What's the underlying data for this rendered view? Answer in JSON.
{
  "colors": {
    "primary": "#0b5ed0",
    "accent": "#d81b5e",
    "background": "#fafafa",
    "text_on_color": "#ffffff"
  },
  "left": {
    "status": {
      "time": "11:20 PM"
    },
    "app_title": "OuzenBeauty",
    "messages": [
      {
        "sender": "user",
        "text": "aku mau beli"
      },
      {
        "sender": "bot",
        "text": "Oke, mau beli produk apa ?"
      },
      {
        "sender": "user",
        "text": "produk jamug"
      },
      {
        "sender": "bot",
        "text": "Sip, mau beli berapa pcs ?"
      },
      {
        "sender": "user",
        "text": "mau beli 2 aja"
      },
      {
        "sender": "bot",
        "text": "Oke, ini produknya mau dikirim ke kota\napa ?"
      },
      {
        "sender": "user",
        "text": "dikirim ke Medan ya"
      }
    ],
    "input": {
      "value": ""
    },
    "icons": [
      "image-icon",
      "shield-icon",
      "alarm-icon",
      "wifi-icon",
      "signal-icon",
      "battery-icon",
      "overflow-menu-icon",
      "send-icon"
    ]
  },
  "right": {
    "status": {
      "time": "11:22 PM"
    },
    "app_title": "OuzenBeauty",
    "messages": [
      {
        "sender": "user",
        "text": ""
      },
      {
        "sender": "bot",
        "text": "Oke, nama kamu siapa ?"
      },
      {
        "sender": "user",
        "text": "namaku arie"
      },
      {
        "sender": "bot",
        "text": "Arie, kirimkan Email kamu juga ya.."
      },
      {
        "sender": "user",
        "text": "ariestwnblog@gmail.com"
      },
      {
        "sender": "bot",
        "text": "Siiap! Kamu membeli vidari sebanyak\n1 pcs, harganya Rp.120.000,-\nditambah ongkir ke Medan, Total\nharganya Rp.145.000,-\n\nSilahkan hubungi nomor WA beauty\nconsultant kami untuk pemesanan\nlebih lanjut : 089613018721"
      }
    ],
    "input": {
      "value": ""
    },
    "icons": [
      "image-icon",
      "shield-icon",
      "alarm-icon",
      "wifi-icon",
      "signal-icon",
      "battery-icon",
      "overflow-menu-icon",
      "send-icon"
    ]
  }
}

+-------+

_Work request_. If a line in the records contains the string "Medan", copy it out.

_Exercise solution_.
        "text": "dikirim ke Medan ya"
        "text": "Siiap! Kamu membeli vidari sebanyak\n1 pcs, harganya Rp.120.000,-\nditambah ongkir ke Medan, Total\nharganya Rp.145.000,-\n\nSilahkan hubungi nomor WA beauty\nconsultant kami untuk pemesanan\nlebih lanjut : 089613018721"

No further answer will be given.